I cried a little when I imagined it. My mom, her maroon Schwinn bike with basket propped on its kickstand by the rocks. Mom’s black hair pulled up in a bouncy ponytail. Mom pulling out a turkey sandwich and chips to eat. Breathing a big sigh. Sunglasses on, looking out at the already chilly water, autumn in upstate New York.
I was in 4th grade. I didn’t know Mom was at the beach that day. I didn’t know what a Mom needs. How could I? I didn’t know a mom has a complete inner life of her own apart from her children. A mother’s lines don’t intertwine with her children’s, they run parallel. And that’s a good thing.
I like knowing that my young mom needed to enter a new stage of life, like her kids needed to. I can say it now. I need to be a mom of a new age bracket. I need to be a mom of school-age kids. They’re ready. I’m going to pack a lunch and take it to Ladybird Lake and sit by the water.
Because I’m ready.
Miraculously the traffic wasn’t bad on my way to work yesterday morning. I had a few minutes to myself in the car. So I pulled up “A Washerwoman” by Pissarro, the featured painting on the Met’s Instagram feed for the morning. My heart sunk. All that gorgeous paint and this is it? This is how you wanted said washerwoman to be memorialized for all human kind? If she got to see the canvas when Pissarro took a pee break, I guarantee she wasn’t impressed. Crestfallen, in fact. Utterly horrified, quite possibly. This is how I look? I didn’t think I looked THAT bad. This is my lasting impression?

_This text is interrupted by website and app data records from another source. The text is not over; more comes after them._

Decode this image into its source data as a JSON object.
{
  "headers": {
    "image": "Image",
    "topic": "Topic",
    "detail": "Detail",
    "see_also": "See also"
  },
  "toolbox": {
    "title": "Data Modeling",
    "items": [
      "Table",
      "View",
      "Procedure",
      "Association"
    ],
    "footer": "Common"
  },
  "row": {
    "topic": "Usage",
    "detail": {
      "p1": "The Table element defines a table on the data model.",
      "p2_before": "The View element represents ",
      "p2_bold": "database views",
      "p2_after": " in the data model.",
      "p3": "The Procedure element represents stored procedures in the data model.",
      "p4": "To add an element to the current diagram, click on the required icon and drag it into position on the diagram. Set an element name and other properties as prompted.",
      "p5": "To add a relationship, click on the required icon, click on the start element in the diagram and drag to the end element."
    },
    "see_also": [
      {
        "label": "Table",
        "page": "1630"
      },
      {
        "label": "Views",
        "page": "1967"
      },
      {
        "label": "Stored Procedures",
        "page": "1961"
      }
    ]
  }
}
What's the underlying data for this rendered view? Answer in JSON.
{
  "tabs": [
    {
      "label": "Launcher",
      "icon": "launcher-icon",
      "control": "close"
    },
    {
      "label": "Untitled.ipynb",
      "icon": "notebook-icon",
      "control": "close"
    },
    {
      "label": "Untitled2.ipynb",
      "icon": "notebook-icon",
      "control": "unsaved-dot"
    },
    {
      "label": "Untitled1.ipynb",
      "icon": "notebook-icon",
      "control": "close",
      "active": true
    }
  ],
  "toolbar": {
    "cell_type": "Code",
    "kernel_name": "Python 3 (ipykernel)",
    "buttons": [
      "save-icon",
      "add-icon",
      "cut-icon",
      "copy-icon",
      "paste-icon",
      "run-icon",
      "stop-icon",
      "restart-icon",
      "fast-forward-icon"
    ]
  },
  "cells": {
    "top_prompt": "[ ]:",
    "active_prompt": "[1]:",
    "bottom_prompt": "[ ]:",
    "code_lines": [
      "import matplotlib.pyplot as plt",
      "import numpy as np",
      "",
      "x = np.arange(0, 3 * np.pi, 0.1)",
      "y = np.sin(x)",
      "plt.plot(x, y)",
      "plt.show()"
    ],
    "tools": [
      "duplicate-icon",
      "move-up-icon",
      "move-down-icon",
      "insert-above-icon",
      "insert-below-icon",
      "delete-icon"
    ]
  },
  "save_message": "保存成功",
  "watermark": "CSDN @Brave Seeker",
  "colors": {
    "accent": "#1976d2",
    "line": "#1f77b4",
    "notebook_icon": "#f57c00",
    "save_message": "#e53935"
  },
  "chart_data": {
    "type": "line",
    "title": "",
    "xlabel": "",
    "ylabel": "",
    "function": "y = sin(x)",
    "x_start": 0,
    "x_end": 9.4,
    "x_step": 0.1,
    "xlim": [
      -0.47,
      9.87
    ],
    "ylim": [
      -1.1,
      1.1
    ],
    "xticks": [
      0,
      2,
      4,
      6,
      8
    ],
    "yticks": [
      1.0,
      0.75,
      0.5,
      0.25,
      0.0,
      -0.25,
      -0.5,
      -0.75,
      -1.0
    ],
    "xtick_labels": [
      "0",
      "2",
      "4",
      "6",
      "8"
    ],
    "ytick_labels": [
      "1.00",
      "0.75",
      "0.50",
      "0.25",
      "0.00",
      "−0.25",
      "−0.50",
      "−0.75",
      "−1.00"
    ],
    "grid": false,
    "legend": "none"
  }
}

Sometimes someone takes a photograph and you’re in the background. Is that how I look when I’m just going about my day? Who finds me beautiful with such an ordinary expression on my face. Did I think I looked beautiful that day?
This washerwoman…she is utterly pedestrian. The trees and hint of yellow sunflowers in the background are a cruel contrast to her grunt work. The background seems to sing of everything Spring. She just washes. Drab clothes and fine silk. She washes all it, all day long.
Her back is starting to hunch, the arch is beginning.
Her feet are flat and dull. They’ve never worn heels. I hate that they never will. I’ll bet she isn’t even 35, but physical labor is cruel to beauty. She is thin, not because it is fashionable but because she’s broke.
She can’t get calories to stick. She sweats them off. Her arms are thin, sinewy. Her arms make her money. Vigorously she washes peoples clothes, all day long.
But then you take a step forward, if you can see this painting in person at The Met or if you increase the image size here you see its finer points. Every inch of the painting is made up of small patches of pure color. And you realize that the pedestrian subject is not the masterpiece here. The painter’s eye is the point (pun intended). If the painting is about anything it’s that color is flaming in every ordinary human being.
Pissarro uncapped every color tube available and called it all so good. He said all colors belong. The ordinary woman’s face is rendered in rich, youthful pinks and reds. Every color on the spectrum has been used to paint her forearms, they blaze with browns and gold and blue and green. Point by point, up close she is a study in color. From far away she is utterly ordinary. Up close she is knit together by a revolutionary eye. God, open our eyes!
Matthew 13:16 “But blessed are your eyes because they see, your ears because they hear.”